Yesterday we looked at how to sous vide your Thanksgiving Day turkey.
I'm all about new techniques and have been clearing counter space for an immersion circulator
as soon as we began selling them in the Cooking District Store
. I will so be trying Zach's recipe and method
sometime very soon, but it will not be this Thanksgiving. My bird will be coming to the table whole and roasted.
Why? A few years ago I was on a radio show on Thanksgiving Eve with a group of other chefs and food writer types. We were meant to be troubleshooting and saving peoples Thanksgiving meals as they ran into cooking problems. But although I'm sure folks meals and lives were made better with our cheffy tips for adding bacon to their Brussels sprouts and bourbon to the gravy, about halfway though they night I realized that we were dashing far more dreams than inspiring ones. Caller after caller asked how to make their impossibly large turkey both moist of flesh and crisp of skin. And one after the other, the chefs explained that what they really needed to do was to break down the bird, roast the breast, braise the legs and serve it up. "IN PIECES?" one woman said incredulously. You could hear her lips quivering to hold back the tears. While most of our little phone crew were equally incredulous that someone would cling to tradition over culinary perfection, a part of me understood both sides.

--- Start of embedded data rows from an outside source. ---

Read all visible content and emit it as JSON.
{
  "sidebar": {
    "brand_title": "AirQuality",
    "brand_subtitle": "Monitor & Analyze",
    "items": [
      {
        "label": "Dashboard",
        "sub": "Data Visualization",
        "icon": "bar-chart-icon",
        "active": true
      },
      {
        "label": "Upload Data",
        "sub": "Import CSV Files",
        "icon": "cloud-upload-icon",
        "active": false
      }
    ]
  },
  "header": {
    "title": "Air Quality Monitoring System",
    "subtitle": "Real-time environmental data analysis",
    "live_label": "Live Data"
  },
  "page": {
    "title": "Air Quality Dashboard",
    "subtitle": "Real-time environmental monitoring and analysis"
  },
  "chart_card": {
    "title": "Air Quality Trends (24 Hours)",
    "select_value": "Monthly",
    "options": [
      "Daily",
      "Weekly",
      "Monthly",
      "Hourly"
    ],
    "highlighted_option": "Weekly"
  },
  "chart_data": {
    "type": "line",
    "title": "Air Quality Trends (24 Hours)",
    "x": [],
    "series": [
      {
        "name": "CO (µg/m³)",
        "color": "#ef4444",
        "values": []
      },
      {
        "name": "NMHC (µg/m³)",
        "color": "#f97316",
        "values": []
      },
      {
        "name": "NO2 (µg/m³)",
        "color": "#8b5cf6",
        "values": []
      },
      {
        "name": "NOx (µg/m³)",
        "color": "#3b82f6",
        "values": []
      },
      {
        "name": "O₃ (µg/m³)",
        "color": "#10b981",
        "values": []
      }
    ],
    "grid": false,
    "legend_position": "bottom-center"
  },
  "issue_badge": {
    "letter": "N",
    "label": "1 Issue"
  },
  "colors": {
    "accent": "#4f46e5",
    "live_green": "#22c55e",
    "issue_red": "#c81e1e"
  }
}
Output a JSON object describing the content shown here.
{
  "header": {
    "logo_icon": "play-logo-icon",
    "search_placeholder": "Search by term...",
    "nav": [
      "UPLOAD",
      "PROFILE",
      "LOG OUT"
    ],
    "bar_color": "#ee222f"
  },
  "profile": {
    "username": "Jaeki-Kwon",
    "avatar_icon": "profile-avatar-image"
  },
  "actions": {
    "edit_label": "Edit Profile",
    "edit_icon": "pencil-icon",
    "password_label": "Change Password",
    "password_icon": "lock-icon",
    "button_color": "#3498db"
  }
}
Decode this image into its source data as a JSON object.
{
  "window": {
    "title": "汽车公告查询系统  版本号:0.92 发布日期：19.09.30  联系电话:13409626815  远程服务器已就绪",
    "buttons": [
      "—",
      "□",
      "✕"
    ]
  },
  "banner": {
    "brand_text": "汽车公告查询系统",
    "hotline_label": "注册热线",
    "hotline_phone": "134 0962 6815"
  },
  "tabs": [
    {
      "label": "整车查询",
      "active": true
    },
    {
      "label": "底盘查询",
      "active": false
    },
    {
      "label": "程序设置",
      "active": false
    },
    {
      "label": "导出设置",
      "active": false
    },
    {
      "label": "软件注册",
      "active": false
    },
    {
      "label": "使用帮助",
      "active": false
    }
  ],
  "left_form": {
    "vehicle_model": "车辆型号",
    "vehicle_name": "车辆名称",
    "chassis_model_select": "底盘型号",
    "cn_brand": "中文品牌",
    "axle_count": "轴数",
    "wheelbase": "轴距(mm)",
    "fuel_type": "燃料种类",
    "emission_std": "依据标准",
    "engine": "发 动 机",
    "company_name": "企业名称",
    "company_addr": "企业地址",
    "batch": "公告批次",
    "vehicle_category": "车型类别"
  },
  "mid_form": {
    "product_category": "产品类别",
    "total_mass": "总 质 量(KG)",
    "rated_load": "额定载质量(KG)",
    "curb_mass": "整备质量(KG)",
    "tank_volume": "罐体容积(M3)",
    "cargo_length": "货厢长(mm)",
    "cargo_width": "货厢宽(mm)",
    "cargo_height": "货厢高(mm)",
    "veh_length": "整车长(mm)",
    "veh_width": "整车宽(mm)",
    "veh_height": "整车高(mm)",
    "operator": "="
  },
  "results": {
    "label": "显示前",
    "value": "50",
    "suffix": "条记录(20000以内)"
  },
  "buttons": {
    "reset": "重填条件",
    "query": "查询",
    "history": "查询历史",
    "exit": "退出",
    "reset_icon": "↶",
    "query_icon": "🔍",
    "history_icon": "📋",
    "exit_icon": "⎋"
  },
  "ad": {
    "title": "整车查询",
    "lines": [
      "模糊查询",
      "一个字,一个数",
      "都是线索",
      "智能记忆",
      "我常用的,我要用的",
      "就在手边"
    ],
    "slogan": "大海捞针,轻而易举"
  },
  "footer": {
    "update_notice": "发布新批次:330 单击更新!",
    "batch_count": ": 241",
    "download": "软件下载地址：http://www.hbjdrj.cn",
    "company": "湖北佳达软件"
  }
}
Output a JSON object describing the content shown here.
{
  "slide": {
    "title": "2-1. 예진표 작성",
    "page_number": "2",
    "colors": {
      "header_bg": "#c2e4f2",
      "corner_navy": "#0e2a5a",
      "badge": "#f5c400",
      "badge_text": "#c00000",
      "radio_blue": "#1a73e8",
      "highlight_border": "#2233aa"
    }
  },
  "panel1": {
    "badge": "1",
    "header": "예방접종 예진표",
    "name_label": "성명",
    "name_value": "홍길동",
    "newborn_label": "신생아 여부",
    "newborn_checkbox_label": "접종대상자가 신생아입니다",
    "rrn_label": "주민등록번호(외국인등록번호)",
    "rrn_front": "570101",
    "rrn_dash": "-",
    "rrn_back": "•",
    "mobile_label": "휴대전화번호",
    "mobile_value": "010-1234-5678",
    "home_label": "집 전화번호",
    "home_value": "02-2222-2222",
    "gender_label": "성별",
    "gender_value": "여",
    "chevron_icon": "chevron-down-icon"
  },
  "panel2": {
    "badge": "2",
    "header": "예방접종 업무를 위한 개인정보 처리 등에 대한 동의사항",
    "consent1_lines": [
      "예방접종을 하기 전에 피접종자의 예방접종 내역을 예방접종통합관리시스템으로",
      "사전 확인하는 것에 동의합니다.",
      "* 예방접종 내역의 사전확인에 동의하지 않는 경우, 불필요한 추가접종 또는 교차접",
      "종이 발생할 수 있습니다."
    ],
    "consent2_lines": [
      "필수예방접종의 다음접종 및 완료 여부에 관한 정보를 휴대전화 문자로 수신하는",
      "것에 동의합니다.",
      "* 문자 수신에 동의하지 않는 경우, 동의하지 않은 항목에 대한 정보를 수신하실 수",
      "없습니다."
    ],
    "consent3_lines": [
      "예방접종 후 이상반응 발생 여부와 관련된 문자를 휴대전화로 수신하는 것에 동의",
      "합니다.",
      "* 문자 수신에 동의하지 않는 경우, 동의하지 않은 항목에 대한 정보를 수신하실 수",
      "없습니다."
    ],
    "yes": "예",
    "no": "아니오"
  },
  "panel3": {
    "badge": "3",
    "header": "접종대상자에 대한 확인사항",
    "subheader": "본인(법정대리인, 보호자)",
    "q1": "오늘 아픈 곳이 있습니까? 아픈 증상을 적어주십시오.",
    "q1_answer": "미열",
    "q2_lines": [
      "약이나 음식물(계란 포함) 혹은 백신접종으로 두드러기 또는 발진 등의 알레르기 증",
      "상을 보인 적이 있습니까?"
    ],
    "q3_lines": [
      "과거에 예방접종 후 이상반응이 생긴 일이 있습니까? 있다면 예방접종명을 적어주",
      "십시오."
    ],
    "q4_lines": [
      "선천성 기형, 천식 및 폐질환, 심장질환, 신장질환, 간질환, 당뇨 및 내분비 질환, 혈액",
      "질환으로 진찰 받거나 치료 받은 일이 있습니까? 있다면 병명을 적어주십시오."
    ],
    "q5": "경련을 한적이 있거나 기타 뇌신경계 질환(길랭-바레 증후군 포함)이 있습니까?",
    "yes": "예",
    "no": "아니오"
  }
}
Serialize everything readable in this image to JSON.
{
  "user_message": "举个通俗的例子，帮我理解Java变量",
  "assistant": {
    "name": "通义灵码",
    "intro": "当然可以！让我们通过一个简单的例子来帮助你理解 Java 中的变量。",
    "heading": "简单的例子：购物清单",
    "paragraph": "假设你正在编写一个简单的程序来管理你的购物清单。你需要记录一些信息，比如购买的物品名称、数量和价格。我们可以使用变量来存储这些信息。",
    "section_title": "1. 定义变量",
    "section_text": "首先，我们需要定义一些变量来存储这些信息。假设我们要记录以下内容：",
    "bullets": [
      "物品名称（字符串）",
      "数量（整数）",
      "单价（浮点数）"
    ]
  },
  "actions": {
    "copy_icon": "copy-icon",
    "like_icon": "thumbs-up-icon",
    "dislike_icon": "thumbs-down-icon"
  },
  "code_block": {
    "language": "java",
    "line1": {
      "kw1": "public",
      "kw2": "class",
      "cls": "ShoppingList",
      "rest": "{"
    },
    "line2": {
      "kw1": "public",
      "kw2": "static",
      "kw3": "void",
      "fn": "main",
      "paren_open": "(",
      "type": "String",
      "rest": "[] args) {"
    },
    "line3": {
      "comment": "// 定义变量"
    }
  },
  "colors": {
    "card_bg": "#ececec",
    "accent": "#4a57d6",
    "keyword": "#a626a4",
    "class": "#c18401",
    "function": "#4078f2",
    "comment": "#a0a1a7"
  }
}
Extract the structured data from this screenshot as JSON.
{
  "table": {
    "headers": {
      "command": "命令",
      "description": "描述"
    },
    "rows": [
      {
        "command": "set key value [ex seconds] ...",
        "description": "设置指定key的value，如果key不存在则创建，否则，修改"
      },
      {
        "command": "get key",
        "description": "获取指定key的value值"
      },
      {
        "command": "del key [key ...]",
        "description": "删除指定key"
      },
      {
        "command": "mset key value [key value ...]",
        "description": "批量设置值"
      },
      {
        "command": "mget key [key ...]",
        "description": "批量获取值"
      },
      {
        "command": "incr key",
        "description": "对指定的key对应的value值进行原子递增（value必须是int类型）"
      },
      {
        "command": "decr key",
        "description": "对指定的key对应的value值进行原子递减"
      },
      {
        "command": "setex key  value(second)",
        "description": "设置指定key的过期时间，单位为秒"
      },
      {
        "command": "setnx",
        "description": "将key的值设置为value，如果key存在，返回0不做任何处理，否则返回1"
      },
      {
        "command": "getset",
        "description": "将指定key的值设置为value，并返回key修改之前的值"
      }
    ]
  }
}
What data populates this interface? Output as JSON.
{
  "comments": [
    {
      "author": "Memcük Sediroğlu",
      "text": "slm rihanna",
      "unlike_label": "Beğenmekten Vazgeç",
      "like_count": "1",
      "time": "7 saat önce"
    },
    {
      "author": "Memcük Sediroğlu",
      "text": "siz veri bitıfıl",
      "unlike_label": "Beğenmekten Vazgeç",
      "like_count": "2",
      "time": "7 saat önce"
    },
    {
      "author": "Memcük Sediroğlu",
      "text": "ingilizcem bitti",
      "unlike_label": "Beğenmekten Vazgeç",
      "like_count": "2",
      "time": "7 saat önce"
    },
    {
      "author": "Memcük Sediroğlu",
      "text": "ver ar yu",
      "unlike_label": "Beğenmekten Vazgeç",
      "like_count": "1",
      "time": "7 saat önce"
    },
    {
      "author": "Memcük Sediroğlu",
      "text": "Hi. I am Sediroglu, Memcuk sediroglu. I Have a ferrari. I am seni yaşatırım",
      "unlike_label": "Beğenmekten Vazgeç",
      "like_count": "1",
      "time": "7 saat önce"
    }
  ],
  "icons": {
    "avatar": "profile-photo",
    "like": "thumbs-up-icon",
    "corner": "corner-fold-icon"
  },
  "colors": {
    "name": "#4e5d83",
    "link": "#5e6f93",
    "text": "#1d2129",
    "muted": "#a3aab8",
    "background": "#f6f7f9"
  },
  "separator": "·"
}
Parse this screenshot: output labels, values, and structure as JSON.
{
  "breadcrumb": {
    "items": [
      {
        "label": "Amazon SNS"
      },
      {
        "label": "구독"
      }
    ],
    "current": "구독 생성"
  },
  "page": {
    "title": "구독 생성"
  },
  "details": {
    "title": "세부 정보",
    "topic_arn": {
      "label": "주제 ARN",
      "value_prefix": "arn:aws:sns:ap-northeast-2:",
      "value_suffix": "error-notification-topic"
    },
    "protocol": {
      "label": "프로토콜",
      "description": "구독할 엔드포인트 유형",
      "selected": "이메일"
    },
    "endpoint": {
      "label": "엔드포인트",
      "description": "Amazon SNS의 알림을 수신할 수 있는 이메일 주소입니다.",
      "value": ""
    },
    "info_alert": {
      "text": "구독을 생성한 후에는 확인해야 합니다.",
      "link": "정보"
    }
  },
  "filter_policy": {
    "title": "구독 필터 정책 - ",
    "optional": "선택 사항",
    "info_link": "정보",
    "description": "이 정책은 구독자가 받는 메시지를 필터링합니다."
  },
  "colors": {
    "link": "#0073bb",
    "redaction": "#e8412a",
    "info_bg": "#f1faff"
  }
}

Thanksgiving food is all about tradition and sense memory. When you sous vide, you sacrifice the house filling up with the scent of slowly roasting turkey. When you cook it in parts, you miss out on the ceremonial carving. But by cooking the turkey my way, you get a bit of the best of both worlds.
Start with the best turkey you can afford — pastured, free range, heritage. Count on slightly more than a pound of turkey per person. And stay away from super huge birds — more than 15-16 pounds and it will most likely break your heart. If you need more than that, this is where I will say, consider buying extra parts to make up the difference. Or do like my friend D's family does — they cook two 12-14 pound turkeys, referring to the second one as "the sandwich turkey."
Start your turkey 12 to 48 hours in advance. Remove the giblets and pat the turkey dry. Very generously salt and pepper the bird, making sure to hit all of the parts, even the cavity. Then place the seasoned bird in the fridge, uncovered. As it sits, the salt will permeate the meat, making the meat more able to retain it's juices. And allowing the skin to air dry will help make it crispier when you cook it.
Take the turkey out of the fridge about 2 hours before you want to start cooking.
Heat your oven to 450 degrees.
I stuff some compound butter under the skin, tuck in the wings, tie up the drumsticks and place it, breast side up on a rack in a sturdy roasting pan. Pour 2 cups of turkey or chicken broth into the pan.
Place in the oven, and after 5 minutes lower the heat to 350 degrees.
Count on about 13 minutes per pound. Rotate the pan after the first hour and if you notice any part of the bird getting too dark, cover with aluminum foil.
To check that your turkey is done, insert a thermometer into the thigh — it should read 170 degrees.